Give the number of lines below that contain the word "title", and nothing else.

*** Working data

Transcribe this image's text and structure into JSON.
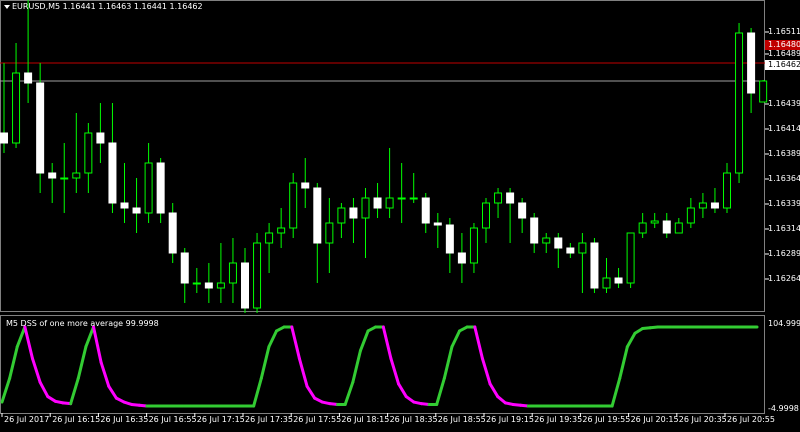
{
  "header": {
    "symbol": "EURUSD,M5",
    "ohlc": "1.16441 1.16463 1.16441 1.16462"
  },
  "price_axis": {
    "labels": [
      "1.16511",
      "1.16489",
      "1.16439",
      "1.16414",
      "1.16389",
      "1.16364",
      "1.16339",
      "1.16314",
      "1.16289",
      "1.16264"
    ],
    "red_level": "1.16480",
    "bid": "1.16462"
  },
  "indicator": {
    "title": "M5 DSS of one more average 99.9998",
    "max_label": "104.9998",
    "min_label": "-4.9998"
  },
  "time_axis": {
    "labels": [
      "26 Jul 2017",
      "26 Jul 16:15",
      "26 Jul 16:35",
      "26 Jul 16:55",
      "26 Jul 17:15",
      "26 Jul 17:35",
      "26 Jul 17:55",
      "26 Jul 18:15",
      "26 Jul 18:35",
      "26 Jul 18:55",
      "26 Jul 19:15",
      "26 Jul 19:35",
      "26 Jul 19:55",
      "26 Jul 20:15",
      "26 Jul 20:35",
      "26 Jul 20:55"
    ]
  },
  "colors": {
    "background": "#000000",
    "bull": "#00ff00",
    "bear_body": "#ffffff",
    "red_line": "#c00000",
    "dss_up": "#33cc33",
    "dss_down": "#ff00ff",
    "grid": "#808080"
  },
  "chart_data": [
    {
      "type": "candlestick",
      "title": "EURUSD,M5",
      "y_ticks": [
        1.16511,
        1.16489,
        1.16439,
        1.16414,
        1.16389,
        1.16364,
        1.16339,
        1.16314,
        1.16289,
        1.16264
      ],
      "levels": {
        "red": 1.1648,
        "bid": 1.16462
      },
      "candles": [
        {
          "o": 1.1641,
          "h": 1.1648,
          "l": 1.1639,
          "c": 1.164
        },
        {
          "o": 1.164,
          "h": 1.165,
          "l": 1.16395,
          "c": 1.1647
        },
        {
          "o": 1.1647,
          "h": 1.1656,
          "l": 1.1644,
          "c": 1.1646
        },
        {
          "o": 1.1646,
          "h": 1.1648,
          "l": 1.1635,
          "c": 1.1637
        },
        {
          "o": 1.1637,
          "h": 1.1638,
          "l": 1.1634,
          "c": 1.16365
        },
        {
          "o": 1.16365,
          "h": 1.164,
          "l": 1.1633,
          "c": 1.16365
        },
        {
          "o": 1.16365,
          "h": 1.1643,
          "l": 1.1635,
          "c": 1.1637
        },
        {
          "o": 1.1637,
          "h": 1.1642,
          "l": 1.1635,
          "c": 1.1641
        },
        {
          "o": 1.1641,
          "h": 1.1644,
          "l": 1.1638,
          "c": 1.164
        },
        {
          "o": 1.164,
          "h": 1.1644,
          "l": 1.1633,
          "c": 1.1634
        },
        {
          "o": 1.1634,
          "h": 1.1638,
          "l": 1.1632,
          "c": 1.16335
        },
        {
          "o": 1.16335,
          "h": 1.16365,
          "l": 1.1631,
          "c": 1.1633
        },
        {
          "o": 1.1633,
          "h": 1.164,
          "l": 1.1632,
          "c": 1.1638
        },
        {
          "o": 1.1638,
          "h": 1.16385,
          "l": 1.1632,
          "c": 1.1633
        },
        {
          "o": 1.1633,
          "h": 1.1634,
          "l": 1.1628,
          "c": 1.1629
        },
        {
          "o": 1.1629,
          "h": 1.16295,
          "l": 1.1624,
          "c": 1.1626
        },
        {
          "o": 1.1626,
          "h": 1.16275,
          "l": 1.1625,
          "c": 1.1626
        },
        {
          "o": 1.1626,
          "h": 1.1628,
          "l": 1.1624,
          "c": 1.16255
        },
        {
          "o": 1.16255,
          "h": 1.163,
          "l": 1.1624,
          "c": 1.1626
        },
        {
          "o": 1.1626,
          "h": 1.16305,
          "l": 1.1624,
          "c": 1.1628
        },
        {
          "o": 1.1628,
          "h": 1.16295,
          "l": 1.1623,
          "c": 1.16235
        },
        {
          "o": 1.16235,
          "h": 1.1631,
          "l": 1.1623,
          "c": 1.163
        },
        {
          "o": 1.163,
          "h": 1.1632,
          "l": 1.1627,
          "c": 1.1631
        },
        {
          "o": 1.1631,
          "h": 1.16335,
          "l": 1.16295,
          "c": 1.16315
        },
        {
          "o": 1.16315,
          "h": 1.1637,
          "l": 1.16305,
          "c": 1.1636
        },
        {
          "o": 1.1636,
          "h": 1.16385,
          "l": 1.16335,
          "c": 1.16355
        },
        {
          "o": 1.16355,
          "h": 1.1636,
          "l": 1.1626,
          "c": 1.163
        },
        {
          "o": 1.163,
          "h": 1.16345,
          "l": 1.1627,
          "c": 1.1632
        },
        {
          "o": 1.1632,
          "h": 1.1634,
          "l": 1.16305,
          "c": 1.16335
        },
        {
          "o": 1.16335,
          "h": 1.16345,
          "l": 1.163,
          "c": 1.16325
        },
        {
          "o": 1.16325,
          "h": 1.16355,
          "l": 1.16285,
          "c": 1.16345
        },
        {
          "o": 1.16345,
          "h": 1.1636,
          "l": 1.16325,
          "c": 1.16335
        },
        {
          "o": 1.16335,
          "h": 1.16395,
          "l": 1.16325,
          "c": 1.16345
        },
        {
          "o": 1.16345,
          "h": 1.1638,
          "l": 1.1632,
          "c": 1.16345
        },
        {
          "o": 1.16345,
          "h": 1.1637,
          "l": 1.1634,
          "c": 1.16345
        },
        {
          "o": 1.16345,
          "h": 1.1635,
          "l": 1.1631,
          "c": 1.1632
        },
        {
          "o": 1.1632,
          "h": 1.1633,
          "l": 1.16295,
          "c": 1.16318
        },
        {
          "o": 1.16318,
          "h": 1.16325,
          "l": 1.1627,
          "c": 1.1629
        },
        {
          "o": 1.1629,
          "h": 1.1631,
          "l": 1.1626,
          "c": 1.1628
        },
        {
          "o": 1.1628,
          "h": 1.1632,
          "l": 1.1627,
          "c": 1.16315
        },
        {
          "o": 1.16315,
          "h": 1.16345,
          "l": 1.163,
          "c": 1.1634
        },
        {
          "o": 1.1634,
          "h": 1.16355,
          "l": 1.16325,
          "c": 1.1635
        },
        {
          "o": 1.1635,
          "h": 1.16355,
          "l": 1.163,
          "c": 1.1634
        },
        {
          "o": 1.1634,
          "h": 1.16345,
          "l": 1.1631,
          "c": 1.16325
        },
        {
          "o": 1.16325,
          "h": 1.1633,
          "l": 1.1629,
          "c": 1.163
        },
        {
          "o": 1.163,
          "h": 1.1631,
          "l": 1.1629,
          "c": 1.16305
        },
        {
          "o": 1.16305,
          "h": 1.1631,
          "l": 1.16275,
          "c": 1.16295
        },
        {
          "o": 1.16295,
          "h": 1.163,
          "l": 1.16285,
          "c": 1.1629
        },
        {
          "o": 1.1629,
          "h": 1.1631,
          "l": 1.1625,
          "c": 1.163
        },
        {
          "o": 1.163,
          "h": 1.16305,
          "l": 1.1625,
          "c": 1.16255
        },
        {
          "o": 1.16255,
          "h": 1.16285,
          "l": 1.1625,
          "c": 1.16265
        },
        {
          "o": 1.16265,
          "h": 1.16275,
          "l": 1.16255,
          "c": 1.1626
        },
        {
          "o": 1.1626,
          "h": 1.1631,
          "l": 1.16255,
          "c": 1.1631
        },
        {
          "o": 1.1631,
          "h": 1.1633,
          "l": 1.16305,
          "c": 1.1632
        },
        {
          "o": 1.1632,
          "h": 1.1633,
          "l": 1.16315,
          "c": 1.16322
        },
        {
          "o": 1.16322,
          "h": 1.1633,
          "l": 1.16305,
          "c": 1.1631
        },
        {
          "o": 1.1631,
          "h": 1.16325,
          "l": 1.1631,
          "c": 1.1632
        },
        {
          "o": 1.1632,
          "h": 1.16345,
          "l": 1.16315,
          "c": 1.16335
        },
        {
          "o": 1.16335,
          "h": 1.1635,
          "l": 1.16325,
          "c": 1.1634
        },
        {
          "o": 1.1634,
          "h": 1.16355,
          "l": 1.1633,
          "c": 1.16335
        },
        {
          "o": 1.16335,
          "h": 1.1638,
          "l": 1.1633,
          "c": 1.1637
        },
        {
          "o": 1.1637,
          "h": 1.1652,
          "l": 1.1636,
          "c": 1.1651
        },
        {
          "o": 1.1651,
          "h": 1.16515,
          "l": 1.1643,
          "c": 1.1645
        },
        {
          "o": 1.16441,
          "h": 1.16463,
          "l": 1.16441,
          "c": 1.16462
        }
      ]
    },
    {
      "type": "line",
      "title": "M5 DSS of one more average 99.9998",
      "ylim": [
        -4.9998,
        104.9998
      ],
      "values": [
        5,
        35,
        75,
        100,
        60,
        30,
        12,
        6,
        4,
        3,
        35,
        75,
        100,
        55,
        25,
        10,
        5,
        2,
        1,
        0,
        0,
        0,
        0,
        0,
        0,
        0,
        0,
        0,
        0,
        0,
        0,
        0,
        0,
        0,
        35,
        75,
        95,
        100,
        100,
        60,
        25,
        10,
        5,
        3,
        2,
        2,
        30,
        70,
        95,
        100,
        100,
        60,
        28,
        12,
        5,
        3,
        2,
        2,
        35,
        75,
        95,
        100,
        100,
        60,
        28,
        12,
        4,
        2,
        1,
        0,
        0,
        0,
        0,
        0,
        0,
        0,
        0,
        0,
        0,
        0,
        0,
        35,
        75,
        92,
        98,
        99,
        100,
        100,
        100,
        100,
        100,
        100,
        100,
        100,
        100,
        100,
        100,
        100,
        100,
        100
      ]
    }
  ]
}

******

Expected output » 3